→ HOW TO COMPLETE THIS TASK
A single number is required: how many lines in the data below contain "Users".
========================
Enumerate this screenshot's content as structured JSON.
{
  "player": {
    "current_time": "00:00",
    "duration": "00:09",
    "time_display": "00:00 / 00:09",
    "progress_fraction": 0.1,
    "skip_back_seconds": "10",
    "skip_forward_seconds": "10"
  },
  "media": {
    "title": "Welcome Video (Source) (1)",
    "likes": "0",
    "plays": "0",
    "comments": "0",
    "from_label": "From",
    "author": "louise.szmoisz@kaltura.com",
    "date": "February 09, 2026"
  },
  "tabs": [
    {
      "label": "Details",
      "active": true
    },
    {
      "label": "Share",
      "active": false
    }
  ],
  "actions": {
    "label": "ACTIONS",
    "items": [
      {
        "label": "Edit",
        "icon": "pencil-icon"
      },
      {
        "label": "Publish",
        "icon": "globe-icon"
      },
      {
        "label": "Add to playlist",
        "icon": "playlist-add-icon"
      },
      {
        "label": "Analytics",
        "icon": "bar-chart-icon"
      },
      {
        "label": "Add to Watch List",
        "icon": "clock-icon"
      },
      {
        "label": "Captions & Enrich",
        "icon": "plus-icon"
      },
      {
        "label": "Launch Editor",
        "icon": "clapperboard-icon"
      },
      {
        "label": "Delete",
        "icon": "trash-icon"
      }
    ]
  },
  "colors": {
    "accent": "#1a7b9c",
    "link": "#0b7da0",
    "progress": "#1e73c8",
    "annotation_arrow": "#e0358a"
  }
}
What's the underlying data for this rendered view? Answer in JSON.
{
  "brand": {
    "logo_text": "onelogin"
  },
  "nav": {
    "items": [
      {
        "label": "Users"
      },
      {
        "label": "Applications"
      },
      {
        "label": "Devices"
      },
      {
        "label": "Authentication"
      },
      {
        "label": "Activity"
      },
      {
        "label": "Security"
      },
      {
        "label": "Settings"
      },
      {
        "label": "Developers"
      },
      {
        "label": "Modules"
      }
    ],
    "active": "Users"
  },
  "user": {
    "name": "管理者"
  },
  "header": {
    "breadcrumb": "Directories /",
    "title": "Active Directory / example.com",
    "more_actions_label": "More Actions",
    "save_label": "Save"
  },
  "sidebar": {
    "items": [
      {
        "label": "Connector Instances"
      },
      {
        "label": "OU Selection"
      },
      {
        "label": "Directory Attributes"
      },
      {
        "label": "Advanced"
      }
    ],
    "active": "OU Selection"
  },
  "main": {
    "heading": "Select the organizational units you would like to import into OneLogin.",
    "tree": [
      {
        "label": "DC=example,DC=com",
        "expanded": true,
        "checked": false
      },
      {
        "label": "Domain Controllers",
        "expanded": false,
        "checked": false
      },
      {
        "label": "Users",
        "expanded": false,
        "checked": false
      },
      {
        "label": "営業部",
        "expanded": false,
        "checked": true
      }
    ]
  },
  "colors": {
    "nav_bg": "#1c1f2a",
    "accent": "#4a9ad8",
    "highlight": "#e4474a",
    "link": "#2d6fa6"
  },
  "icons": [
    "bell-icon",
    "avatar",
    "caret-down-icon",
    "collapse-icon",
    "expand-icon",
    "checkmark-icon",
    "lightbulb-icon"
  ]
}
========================
→ ANSWER SPACE
3